AD. Fireplace $1,608 0.4%
AE. Other $4,733 1.2%
VII. Final Steps (sum of AF to AJ) $23,065 5.9%
AF. Landscaping $9,123 2.3%
AG. Outdoor Structures (deck, patio, porches) $2,178 0.6%
AH. Driveway $8,775 2.2%
AI. Cleanup $2,280 0.6%
AJ. Other $709 0.2%
VIII. Other $6,059 1.5%
Total $392,241 100.0%

Source: National Association of Home Builders, Cost of Constructing a Home - 2022, released Feb. 1, 2023


Where the Building Costs Are

As you see above, the most expensive single category in the home-building process is "interior finishes," which encompasses every door, lighting fixture, toilet, countertop and dishwasher in the house. This category is so expensive because it includes so many different components, each potentially having a substantial cost, said Paul Emrath, vice president of surveys and housing research for the NAHB, whom we spoke with in 2021.

"There are certainly ways to economize and spend less than the average home builder," said Emrath. "Choose a less expensive countertop material, spend less on interior trims or maybe forgo a fireplace."


In the end, it comes down to your personal preferences and your budget. You can easily spend more or less than the national average on interior finishes but beware of "upgrade creep." Every time you say yes to a contractor's suggestion for a slightly more expensive appliance or plumbing fixture, it's going to add up.

Two other standout categories for price increases were "framing" and "foundation, concrete, retaining walls and backfill ." "Lumber and ready-mix concrete prices were extremely volatile and experienced high peaks in 2022, which can help to explain these subcomponent increases from the previous year's survey," said a 2023 NAHB press release.


Do Construction Prices Change From Year to Year?

That's a good question and the not-so-helpful answer is: sometimes. It is very difficult for even the experts to predict what building material or construction component will increase in price in the near future.
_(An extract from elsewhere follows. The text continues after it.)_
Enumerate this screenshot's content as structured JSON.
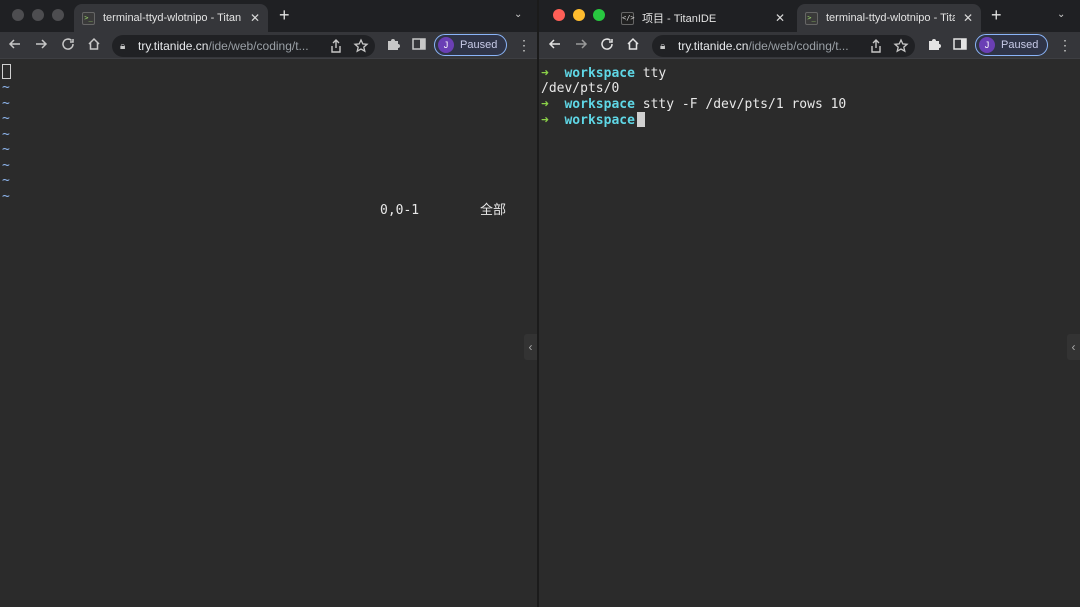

For example, no one saw the COVID-19 pandemic coming or the ensuing shortage (and skyrocketing cost) of key materials like lumber.

While global pandemics are thankfully rare, price fluctuations are not, said Emrath. "Some materials ship internationally, like concrete," he said. "A few years ago, we saw a shortage of concrete when the Chinese economy surged and they were simply consuming a lot of the international shipping capabilities."